_INPUT RECORDS_.
*** Block opens ***
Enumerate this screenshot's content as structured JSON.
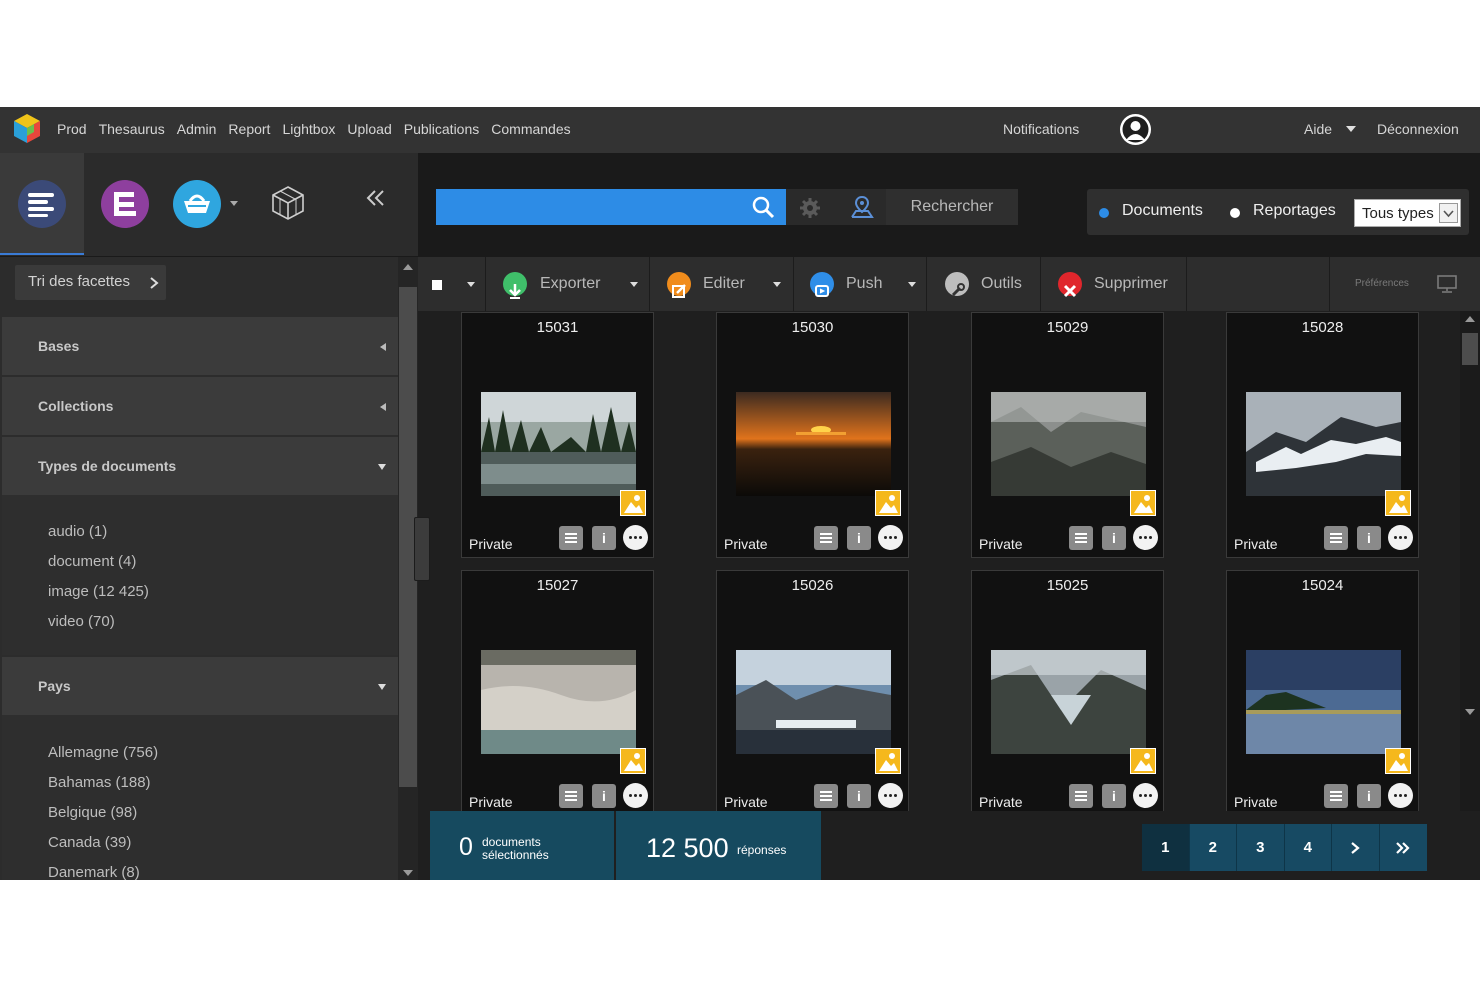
{
  "topbar": {
    "nav": [
      "Prod",
      "Thesaurus",
      "Admin",
      "Report",
      "Lightbox",
      "Upload",
      "Publications",
      "Commandes"
    ],
    "notifications": "Notifications",
    "help": "Aide",
    "logout": "Déconnexion"
  },
  "sidebar": {
    "sort_label": "Tri des facettes",
    "facets": {
      "bases": "Bases",
      "collections": "Collections",
      "types": {
        "title": "Types de documents",
        "items": [
          "audio (1)",
          "document (4)",
          "image (12 425)",
          "video (70)"
        ]
      },
      "pays": {
        "title": "Pays",
        "items": [
          "Allemagne (756)",
          "Bahamas (188)",
          "Belgique (98)",
          "Canada (39)",
          "Danemark (8)"
        ]
      }
    }
  },
  "search": {
    "query": "",
    "button": "Rechercher",
    "types": [
      "Documents",
      "Reportages"
    ],
    "filter": "Tous types"
  },
  "toolbar": {
    "export": "Exporter",
    "edit": "Editer",
    "push": "Push",
    "tools": "Outils",
    "delete": "Supprimer",
    "preferences": "Préférences"
  },
  "records": [
    {
      "id": "15031",
      "status": "Private"
    },
    {
      "id": "15030",
      "status": "Private"
    },
    {
      "id": "15029",
      "status": "Private"
    },
    {
      "id": "15028",
      "status": "Private"
    },
    {
      "id": "15027",
      "status": "Private"
    },
    {
      "id": "15026",
      "status": "Private"
    },
    {
      "id": "15025",
      "status": "Private"
    },
    {
      "id": "15024",
      "status": "Private"
    }
  ],
  "footer": {
    "selected_count": "0",
    "selected_label": [
      "documents",
      "sélectionnés"
    ],
    "results_count": "12 500",
    "results_label": "réponses",
    "pages": [
      "1",
      "2",
      "3",
      "4"
    ]
  },
  "colors": {
    "accent": "#2d8ce6",
    "footer": "#164a5f",
    "thumbnail_badge": "#f5b81c"
  }
}
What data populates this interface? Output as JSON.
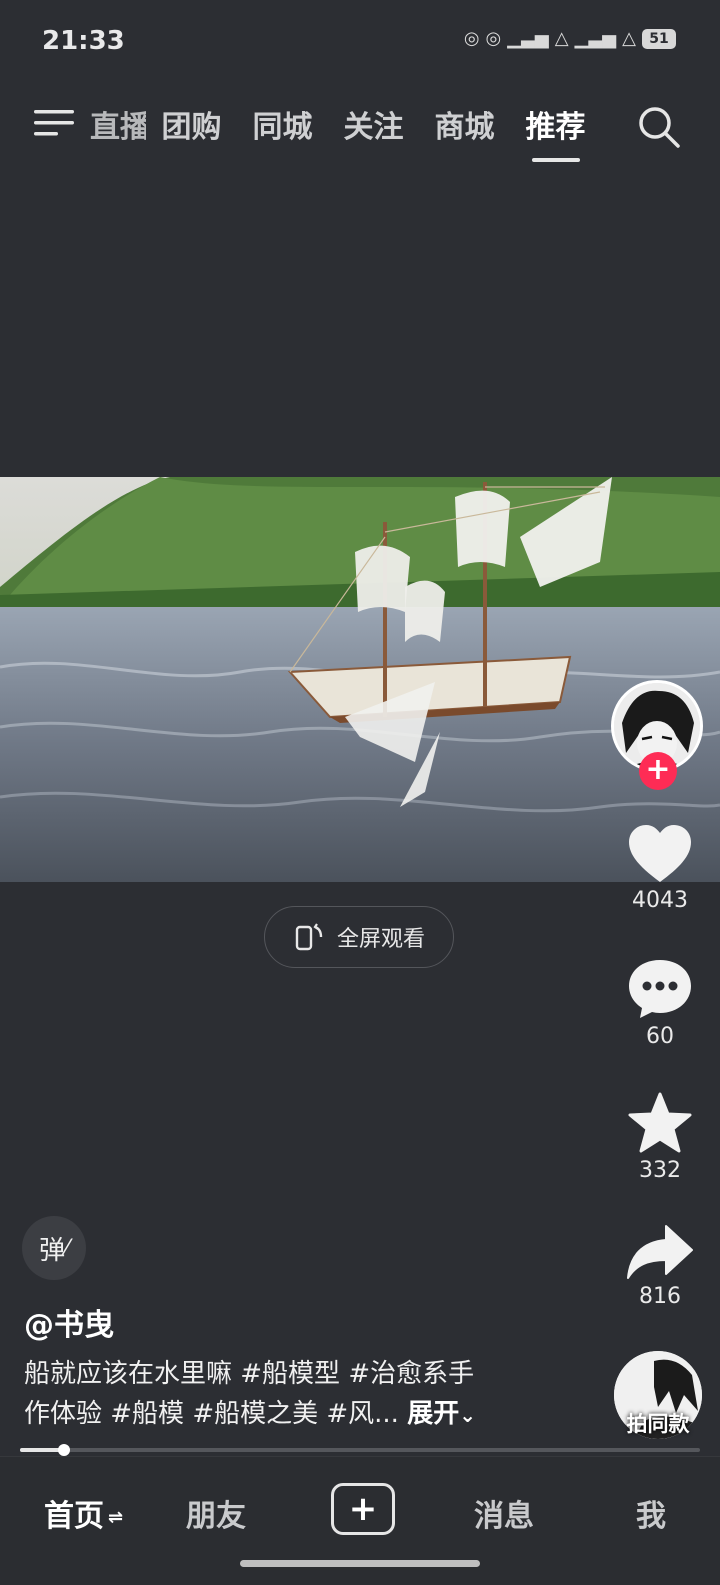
{
  "status_bar": {
    "time": "21:33",
    "battery": "51",
    "icons": [
      "nfc-icon",
      "nfc-icon",
      "signal-5g-icon",
      "wifi-icon",
      "signal-5g-icon",
      "wifi-icon"
    ]
  },
  "top_nav": {
    "tabs": [
      {
        "label": "直播",
        "partial": true
      },
      {
        "label": "团购"
      },
      {
        "label": "同城"
      },
      {
        "label": "关注"
      },
      {
        "label": "商城"
      },
      {
        "label": "推荐",
        "active": true
      }
    ]
  },
  "video": {
    "fullscreen_label": "全屏观看"
  },
  "actions": {
    "likes": "4043",
    "comments": "60",
    "favorites": "332",
    "shares": "816"
  },
  "danmu_label": "弹",
  "post": {
    "author": "@书曳",
    "caption_line1": "船就应该在水里嘛 #船模型 #治愈系手",
    "caption_line2": "作体验 #船模 #船模之美 #风... ",
    "expand_label": "展开"
  },
  "same_style_label": "拍同款",
  "progress": 0.064,
  "bottom_nav": {
    "home": "首页",
    "friends": "朋友",
    "messages": "消息",
    "me": "我"
  },
  "colors": {
    "background": "#2c2e33",
    "accent": "#fe2c55"
  }
}
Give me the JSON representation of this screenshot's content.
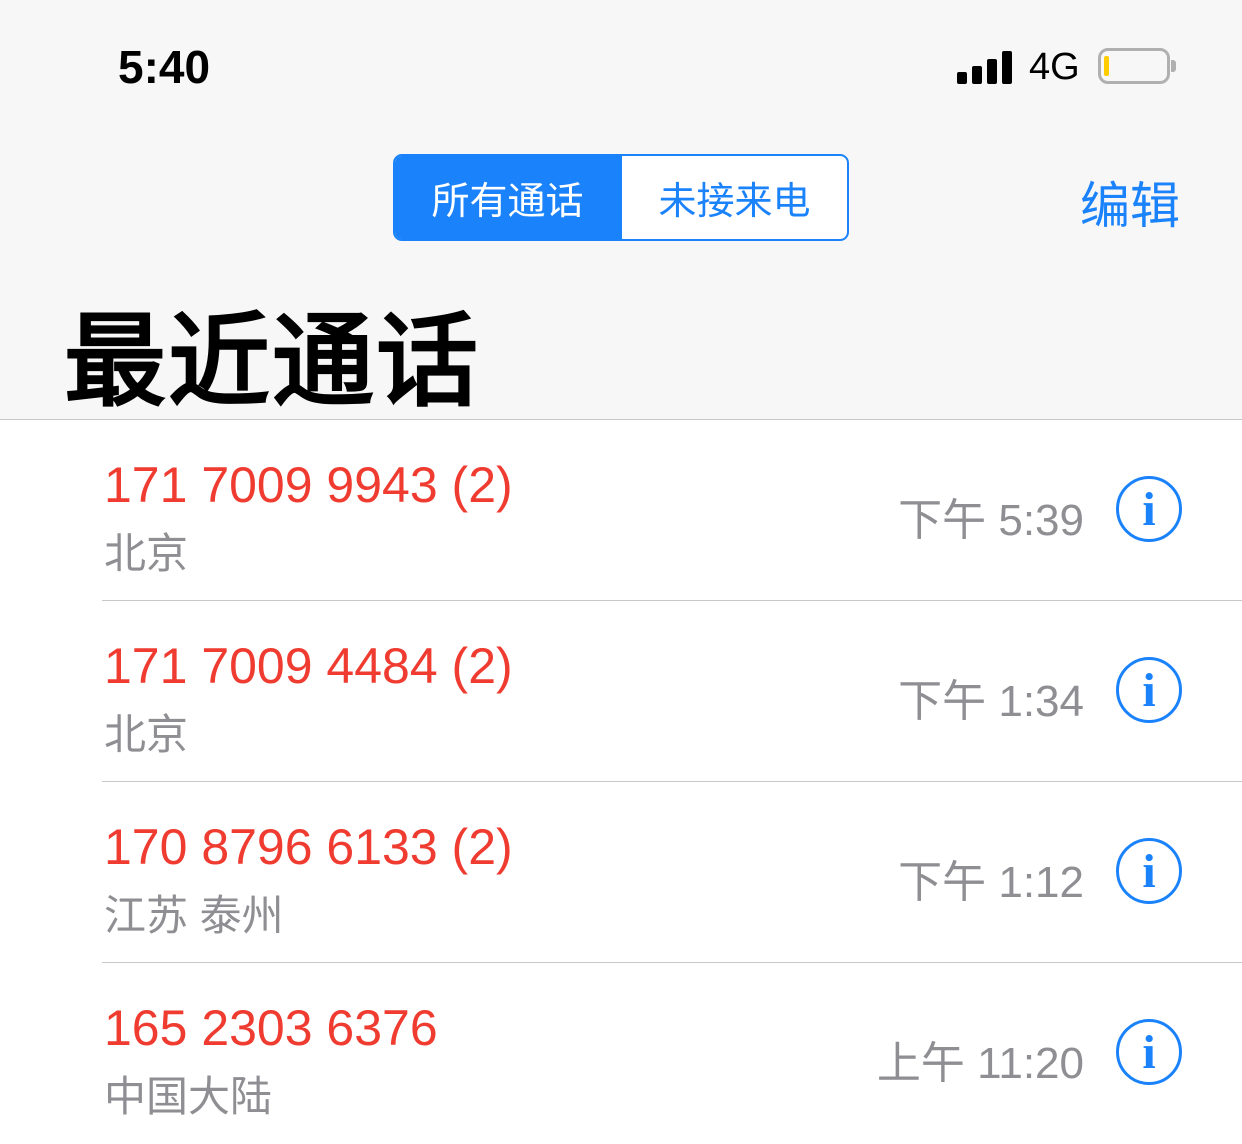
{
  "status_bar": {
    "time": "5:40",
    "network": "4G",
    "signal_bars": 4,
    "battery_level": 0.08
  },
  "header": {
    "segments": [
      "所有通话",
      "未接来电"
    ],
    "active_segment": 0,
    "edit_label": "编辑",
    "title": "最近通话"
  },
  "calls": [
    {
      "number": "171 7009 9943 (2)",
      "location": "北京",
      "time": "下午 5:39",
      "info_icon": "i"
    },
    {
      "number": "171 7009 4484 (2)",
      "location": "北京",
      "time": "下午 1:34",
      "info_icon": "i"
    },
    {
      "number": "170 8796 6133 (2)",
      "location": "江苏 泰州",
      "time": "下午 1:12",
      "info_icon": "i"
    },
    {
      "number": "165 2303 6376",
      "location": "中国大陆",
      "time": "上午 11:20",
      "info_icon": "i"
    }
  ],
  "colors": {
    "accent": "#1a82fb",
    "missed_call": "#ef3b30",
    "secondary_text": "#8e8e93",
    "header_bg": "#f7f7f7"
  }
}
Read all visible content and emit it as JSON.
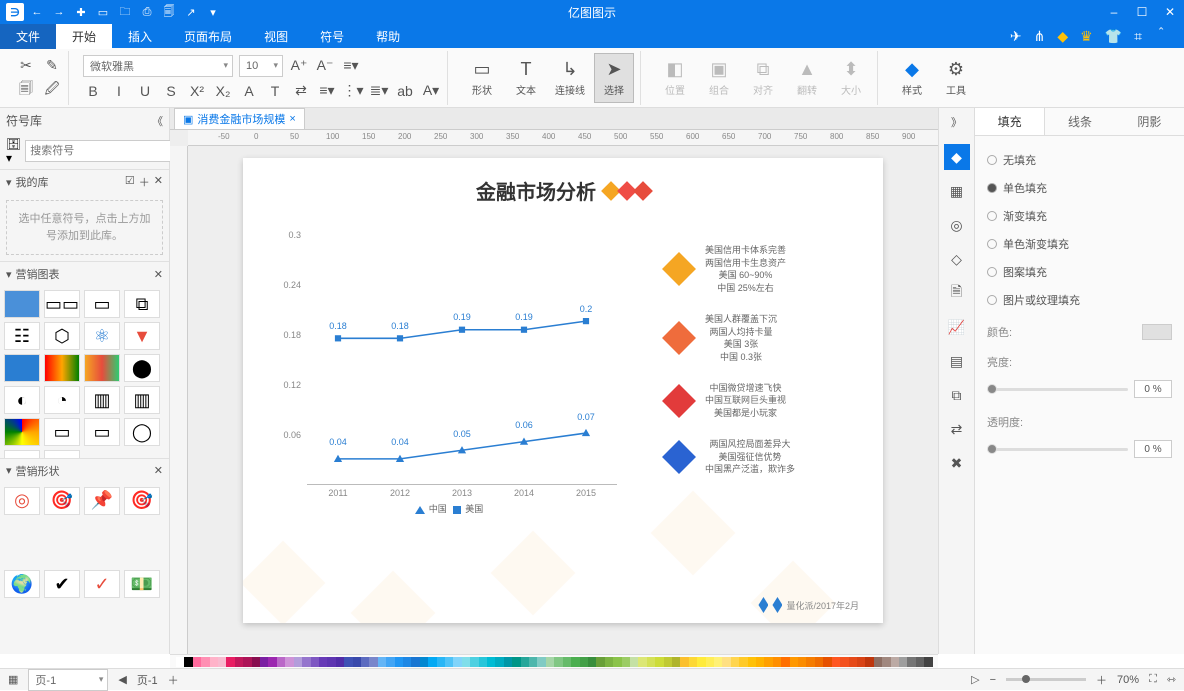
{
  "app_title": "亿图图示",
  "qat": [
    "←",
    "→",
    "✚",
    "▭",
    "🗀",
    "⎙",
    "🗐",
    "↗",
    "▾"
  ],
  "win_controls": [
    "–",
    "☐",
    "✕"
  ],
  "menu": {
    "file": "文件",
    "start": "开始",
    "insert": "插入",
    "layout": "页面布局",
    "view": "视图",
    "symbol": "符号",
    "help": "帮助"
  },
  "menu_right_icons": [
    "✈",
    "⋔",
    "◆",
    "♛",
    "👕",
    "⌗",
    "＾"
  ],
  "ribbon": {
    "font_name": "微软雅黑",
    "font_size": "10",
    "clipboard": [
      "✂",
      "✎",
      "🗐",
      "🖉"
    ],
    "text_tools": [
      "B",
      "I",
      "U",
      "S",
      "X²",
      "X₂",
      "A",
      "T",
      "⇄",
      "≡",
      "⋮",
      "≣",
      "ab",
      "A▾"
    ],
    "big": {
      "shape": "形状",
      "text": "文本",
      "connector": "连接线",
      "select": "选择",
      "position": "位置",
      "group": "组合",
      "align": "对齐",
      "flip": "翻转",
      "size": "大小",
      "style": "样式",
      "tool": "工具"
    },
    "big_icons": {
      "shape": "▭",
      "text": "T",
      "connector": "↳",
      "select": "➤",
      "position": "◧",
      "group": "▣",
      "align": "⧉",
      "flip": "▲",
      "size": "⬍",
      "style": "◆",
      "tool": "⚙"
    }
  },
  "left": {
    "title": "符号库",
    "search_placeholder": "搜索符号",
    "mylib": "我的库",
    "mylib_tools": [
      "☑",
      "＋",
      "✕"
    ],
    "hint": "选中任意符号，点击上方加号添加到此库。",
    "sec_chart": "营销图表",
    "sec_shape": "营销形状"
  },
  "doc_tab": "消费金融市场规模",
  "ruler_ticks": [
    -50,
    0,
    50,
    100,
    150,
    200,
    250,
    300,
    350,
    400,
    450,
    500,
    550,
    600,
    650,
    700,
    750,
    800,
    850,
    900
  ],
  "page": {
    "title": "金融市场分析",
    "footer": "量化派/2017年2月",
    "legend_china": "中国",
    "legend_us": "美国",
    "side": [
      {
        "lines": [
          "美国信用卡体系完善",
          "两国信用卡生息资产",
          "美国 60~90%",
          "中国 25%左右"
        ]
      },
      {
        "lines": [
          "美国人群覆盖下沉",
          "两国人均持卡量",
          "美国 3张",
          "中国 0.3张"
        ]
      },
      {
        "lines": [
          "中国微贷增速飞快",
          "中国互联网巨头重视",
          "美国都是小玩家"
        ]
      },
      {
        "lines": [
          "两国风控局面差异大",
          "美国强征信优势",
          "中国黑产泛滥，欺诈多"
        ]
      }
    ]
  },
  "chart_data": {
    "type": "line",
    "categories": [
      "2011",
      "2012",
      "2013",
      "2014",
      "2015"
    ],
    "series": [
      {
        "name": "中国",
        "values": [
          0.04,
          0.04,
          0.05,
          0.06,
          0.07
        ]
      },
      {
        "name": "美国",
        "values": [
          0.18,
          0.18,
          0.19,
          0.19,
          0.2
        ]
      }
    ],
    "ylim": [
      0,
      0.3
    ],
    "yticks": [
      0.06,
      0.12,
      0.18,
      0.24,
      0.3
    ],
    "title": "",
    "xlabel": "",
    "ylabel": ""
  },
  "rstrip_icons": [
    "◆",
    "▦",
    "◎",
    "◇",
    "🗎",
    "📈",
    "▤",
    "⧉",
    "⇄",
    "✖"
  ],
  "rpanel": {
    "tabs": {
      "fill": "填充",
      "line": "线条",
      "shadow": "阴影"
    },
    "opts": {
      "none": "无填充",
      "solid": "单色填充",
      "gradient": "渐变填充",
      "solid_grad": "单色渐变填充",
      "pattern": "图案填充",
      "texture": "图片或纹理填充"
    },
    "color_label": "颜色:",
    "brightness": "亮度:",
    "opacity": "透明度:",
    "zero": "0 %"
  },
  "status": {
    "page_combo": "页-1",
    "page_label": "页-1",
    "zoom": "70%"
  }
}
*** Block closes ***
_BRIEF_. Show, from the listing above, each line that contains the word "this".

_EXERCISE RESPONSE_.
Enumerate this screenshot's content as structured JSON.
What data populates this interface? Output as JSON.
Give me the JSON representation of this screenshot's content.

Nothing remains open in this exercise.